- About this task -
Your answer should be an exact copy of every record.

(Data items)
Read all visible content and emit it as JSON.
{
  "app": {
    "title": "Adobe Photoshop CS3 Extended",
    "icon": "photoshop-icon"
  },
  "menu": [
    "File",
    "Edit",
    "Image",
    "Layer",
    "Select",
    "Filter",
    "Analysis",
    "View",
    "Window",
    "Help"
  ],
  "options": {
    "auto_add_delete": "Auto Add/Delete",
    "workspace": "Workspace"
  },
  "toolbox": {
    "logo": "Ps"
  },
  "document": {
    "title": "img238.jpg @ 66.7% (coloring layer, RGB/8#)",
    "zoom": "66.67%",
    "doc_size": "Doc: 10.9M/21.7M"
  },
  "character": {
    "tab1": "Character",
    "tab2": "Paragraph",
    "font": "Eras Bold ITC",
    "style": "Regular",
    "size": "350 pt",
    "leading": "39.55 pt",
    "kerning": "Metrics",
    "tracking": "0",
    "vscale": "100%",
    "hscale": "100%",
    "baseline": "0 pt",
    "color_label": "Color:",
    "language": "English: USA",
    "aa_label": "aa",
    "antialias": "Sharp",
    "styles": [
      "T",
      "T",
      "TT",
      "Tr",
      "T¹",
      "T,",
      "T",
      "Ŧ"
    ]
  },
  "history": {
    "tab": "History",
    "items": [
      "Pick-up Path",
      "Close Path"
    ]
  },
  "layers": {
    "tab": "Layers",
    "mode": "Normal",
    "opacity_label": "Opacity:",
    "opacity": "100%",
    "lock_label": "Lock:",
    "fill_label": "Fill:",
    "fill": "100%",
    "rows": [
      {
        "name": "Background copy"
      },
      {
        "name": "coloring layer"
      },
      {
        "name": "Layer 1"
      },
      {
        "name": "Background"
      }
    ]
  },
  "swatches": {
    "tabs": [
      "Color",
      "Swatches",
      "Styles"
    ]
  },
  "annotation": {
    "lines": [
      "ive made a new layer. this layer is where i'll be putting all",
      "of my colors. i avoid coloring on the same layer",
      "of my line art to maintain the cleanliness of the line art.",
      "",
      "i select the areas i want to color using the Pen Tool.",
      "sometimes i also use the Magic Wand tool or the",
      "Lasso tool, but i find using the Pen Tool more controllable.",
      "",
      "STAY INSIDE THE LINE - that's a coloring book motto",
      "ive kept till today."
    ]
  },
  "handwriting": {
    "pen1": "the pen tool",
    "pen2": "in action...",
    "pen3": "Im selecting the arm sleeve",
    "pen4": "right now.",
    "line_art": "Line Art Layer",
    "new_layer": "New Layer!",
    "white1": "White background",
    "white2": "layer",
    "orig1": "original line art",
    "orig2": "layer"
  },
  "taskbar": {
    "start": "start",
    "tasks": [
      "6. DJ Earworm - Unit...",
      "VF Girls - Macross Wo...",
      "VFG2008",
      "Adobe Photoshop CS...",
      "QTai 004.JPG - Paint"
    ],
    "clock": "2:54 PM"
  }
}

- Output below -
Read all visible content and emit it as JSON.
{
  "app": {
    "title": "Adobe Photoshop CS3 Extended",
    "icon": "photoshop-icon"
  },
  "menu": [
    "File",
    "Edit",
    "Image",
    "Layer",
    "Select",
    "Filter",
    "Analysis",
    "View",
    "Window",
    "Help"
  ],
  "options": {
    "auto_add_delete": "Auto Add/Delete",
    "workspace": "Workspace"
  },
  "toolbox": {
    "logo": "Ps"
  },
  "document": {
    "title": "img238.jpg @ 66.7% (coloring layer, RGB/8#)",
    "zoom": "66.67%",
    "doc_size": "Doc: 10.9M/21.7M"
  },
  "character": {
    "tab1": "Character",
    "tab2": "Paragraph",
    "font": "Eras Bold ITC",
    "style": "Regular",
    "size": "350 pt",
    "leading": "39.55 pt",
    "kerning": "Metrics",
    "tracking": "0",
    "vscale": "100%",
    "hscale": "100%",
    "baseline": "0 pt",
    "color_label": "Color:",
    "language": "English: USA",
    "aa_label": "aa",
    "antialias": "Sharp",
    "styles": [
      "T",
      "T",
      "TT",
      "Tr",
      "T¹",
      "T,",
      "T",
      "Ŧ"
    ]
  },
  "history": {
    "tab": "History",
    "items": [
      "Pick-up Path",
      "Close Path"
    ]
  },
  "layers": {
    "tab": "Layers",
    "mode": "Normal",
    "opacity_label": "Opacity:",
    "opacity": "100%",
    "lock_label": "Lock:",
    "fill_label": "Fill:",
    "fill": "100%",
    "rows": [
      {
        "name": "Background copy"
      },
      {
        "name": "coloring layer"
      },
      {
        "name": "Layer 1"
      },
      {
        "name": "Background"
      }
    ]
  },
  "swatches": {
    "tabs": [
      "Color",
      "Swatches",
      "Styles"
    ]
  },
  "annotation": {
    "lines": [
      "ive made a new layer. this layer is where i'll be putting all",
      "of my colors. i avoid coloring on the same layer",
      "of my line art to maintain the cleanliness of the line art.",
      "",
      "i select the areas i want to color using the Pen Tool.",
      "sometimes i also use the Magic Wand tool or the",
      "Lasso tool, but i find using the Pen Tool more controllable.",
      "",
      "STAY INSIDE THE LINE - that's a coloring book motto",
      "ive kept till today."
    ]
  },
  "handwriting": {
    "pen1": "the pen tool",
    "pen2": "in action...",
    "pen3": "Im selecting the arm sleeve",
    "pen4": "right now.",
    "line_art": "Line Art Layer",
    "new_layer": "New Layer!",
    "white1": "White background",
    "white2": "layer",
    "orig1": "original line art",
    "orig2": "layer"
  },
  "taskbar": {
    "start": "start",
    "tasks": [
      "6. DJ Earworm - Unit...",
      "VF Girls - Macross Wo...",
      "VFG2008",
      "Adobe Photoshop CS...",
      "QTai 004.JPG - Paint"
    ],
    "clock": "2:54 PM"
  }
}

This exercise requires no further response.